Task description:
Return the data that follows exactly, with each line intact.

[Stored items from a collection]
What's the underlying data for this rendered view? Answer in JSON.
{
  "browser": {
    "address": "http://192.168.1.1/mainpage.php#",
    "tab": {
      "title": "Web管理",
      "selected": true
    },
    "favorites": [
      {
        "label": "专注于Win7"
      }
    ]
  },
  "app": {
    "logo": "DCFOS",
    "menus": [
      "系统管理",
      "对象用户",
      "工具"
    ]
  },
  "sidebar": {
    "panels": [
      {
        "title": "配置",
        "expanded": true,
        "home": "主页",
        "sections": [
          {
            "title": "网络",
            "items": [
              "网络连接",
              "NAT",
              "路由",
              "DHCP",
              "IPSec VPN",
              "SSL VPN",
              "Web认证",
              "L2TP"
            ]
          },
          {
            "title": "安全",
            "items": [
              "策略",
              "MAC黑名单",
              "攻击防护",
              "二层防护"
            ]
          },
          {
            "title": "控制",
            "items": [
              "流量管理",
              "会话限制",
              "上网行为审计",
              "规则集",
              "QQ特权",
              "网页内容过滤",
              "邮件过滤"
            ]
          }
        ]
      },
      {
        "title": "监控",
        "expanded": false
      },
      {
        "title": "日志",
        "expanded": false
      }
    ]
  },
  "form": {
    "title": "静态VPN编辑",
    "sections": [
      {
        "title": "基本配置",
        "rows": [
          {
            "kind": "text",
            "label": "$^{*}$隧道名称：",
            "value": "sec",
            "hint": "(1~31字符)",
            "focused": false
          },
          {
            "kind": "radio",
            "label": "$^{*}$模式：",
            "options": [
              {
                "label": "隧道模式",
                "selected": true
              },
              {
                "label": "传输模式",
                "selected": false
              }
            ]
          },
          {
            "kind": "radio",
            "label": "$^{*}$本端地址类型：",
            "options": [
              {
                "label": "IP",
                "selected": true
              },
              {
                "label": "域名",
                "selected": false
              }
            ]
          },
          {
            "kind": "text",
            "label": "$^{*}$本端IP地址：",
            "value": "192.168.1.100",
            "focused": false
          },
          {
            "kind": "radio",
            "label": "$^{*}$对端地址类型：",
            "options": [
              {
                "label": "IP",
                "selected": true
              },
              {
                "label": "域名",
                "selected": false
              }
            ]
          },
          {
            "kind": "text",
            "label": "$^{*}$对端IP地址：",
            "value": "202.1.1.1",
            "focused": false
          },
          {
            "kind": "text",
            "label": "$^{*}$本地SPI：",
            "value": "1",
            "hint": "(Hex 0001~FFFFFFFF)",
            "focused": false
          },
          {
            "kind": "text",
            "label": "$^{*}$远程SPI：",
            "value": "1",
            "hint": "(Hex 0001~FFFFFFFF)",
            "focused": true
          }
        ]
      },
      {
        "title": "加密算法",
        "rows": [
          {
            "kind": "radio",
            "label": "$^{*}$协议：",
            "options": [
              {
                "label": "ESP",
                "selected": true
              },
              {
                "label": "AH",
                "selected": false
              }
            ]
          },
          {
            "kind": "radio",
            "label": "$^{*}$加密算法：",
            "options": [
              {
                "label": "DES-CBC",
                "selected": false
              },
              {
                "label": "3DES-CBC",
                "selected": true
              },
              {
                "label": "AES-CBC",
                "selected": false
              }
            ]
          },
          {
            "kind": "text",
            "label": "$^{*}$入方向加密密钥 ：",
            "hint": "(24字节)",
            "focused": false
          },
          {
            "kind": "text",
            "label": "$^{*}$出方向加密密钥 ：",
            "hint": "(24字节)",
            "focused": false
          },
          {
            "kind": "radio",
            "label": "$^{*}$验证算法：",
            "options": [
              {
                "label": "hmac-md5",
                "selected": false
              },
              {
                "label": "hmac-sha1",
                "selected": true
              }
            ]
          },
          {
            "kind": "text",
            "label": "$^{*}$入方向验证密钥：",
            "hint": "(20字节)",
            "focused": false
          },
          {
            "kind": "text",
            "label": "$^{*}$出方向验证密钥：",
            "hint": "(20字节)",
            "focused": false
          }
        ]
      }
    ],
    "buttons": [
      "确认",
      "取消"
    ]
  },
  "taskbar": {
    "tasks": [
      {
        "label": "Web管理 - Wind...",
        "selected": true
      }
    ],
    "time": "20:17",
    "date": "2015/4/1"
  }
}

Solution to the problem:
What's the underlying data for this rendered view? Answer in JSON.
{
  "browser": {
    "address": "http://192.168.1.1/mainpage.php#",
    "tab": {
      "title": "Web管理",
      "selected": true
    },
    "favorites": [
      {
        "label": "专注于Win7"
      }
    ]
  },
  "app": {
    "logo": "DCFOS",
    "menus": [
      "系统管理",
      "对象用户",
      "工具"
    ]
  },
  "sidebar": {
    "panels": [
      {
        "title": "配置",
        "expanded": true,
        "home": "主页",
        "sections": [
          {
            "title": "网络",
            "items": [
              "网络连接",
              "NAT",
              "路由",
              "DHCP",
              "IPSec VPN",
              "SSL VPN",
              "Web认证",
              "L2TP"
            ]
          },
          {
            "title": "安全",
            "items": [
              "策略",
              "MAC黑名单",
              "攻击防护",
              "二层防护"
            ]
          },
          {
            "title": "控制",
            "items": [
              "流量管理",
              "会话限制",
              "上网行为审计",
              "规则集",
              "QQ特权",
              "网页内容过滤",
              "邮件过滤"
            ]
          }
        ]
      },
      {
        "title": "监控",
        "expanded": false
      },
      {
        "title": "日志",
        "expanded": false
      }
    ]
  },
  "form": {
    "title": "静态VPN编辑",
    "sections": [
      {
        "title": "基本配置",
        "rows": [
          {
            "kind": "text",
            "label": "$^{*}$隧道名称：",
            "value": "sec",
            "hint": "(1~31字符)",
            "focused": false
          },
          {
            "kind": "radio",
            "label": "$^{*}$模式：",
            "options": [
              {
                "label": "隧道模式",
                "selected": true
              },
              {
                "label": "传输模式",
                "selected": false
              }
            ]
          },
          {
            "kind": "radio",
            "label": "$^{*}$本端地址类型：",
            "options": [
              {
                "label": "IP",
                "selected": true
              },
              {
                "label": "域名",
                "selected": false
              }
            ]
          },
          {
            "kind": "text",
            "label": "$^{*}$本端IP地址：",
            "value": "192.168.1.100",
            "focused": false
          },
          {
            "kind": "radio",
            "label": "$^{*}$对端地址类型：",
            "options": [
              {
                "label": "IP",
                "selected": true
              },
              {
                "label": "域名",
                "selected": false
              }
            ]
          },
          {
            "kind": "text",
            "label": "$^{*}$对端IP地址：",
            "value": "202.1.1.1",
            "focused": false
          },
          {
            "kind": "text",
            "label": "$^{*}$本地SPI：",
            "value": "1",
            "hint": "(Hex 0001~FFFFFFFF)",
            "focused": false
          },
          {
            "kind": "text",
            "label": "$^{*}$远程SPI：",
            "value": "1",
            "hint": "(Hex 0001~FFFFFFFF)",
            "focused": true
          }
        ]
      },
      {
        "title": "加密算法",
        "rows": [
          {
            "kind": "radio",
            "label": "$^{*}$协议：",
            "options": [
              {
                "label": "ESP",
                "selected": true
              },
              {
                "label": "AH",
                "selected": false
              }
            ]
          },
          {
            "kind": "radio",
            "label": "$^{*}$加密算法：",
            "options": [
              {
                "label": "DES-CBC",
                "selected": false
              },
              {
                "label": "3DES-CBC",
                "selected": true
              },
              {
                "label": "AES-CBC",
                "selected": false
              }
            ]
          },
          {
            "kind": "text",
            "label": "$^{*}$入方向加密密钥 ：",
            "hint": "(24字节)",
            "focused": false
          },
          {
            "kind": "text",
            "label": "$^{*}$出方向加密密钥 ：",
            "hint": "(24字节)",
            "focused": false
          },
          {
            "kind": "radio",
            "label": "$^{*}$验证算法：",
            "options": [
              {
                "label": "hmac-md5",
                "selected": false
              },
              {
                "label": "hmac-sha1",
                "selected": true
              }
            ]
          },
          {
            "kind": "text",
            "label": "$^{*}$入方向验证密钥：",
            "hint": "(20字节)",
            "focused": false
          },
          {
            "kind": "text",
            "label": "$^{*}$出方向验证密钥：",
            "hint": "(20字节)",
            "focused": false
          }
        ]
      }
    ],
    "buttons": [
      "确认",
      "取消"
    ]
  },
  "taskbar": {
    "tasks": [
      {
        "label": "Web管理 - Wind...",
        "selected": true
      }
    ],
    "time": "20:17",
    "date": "2015/4/1"
  }
}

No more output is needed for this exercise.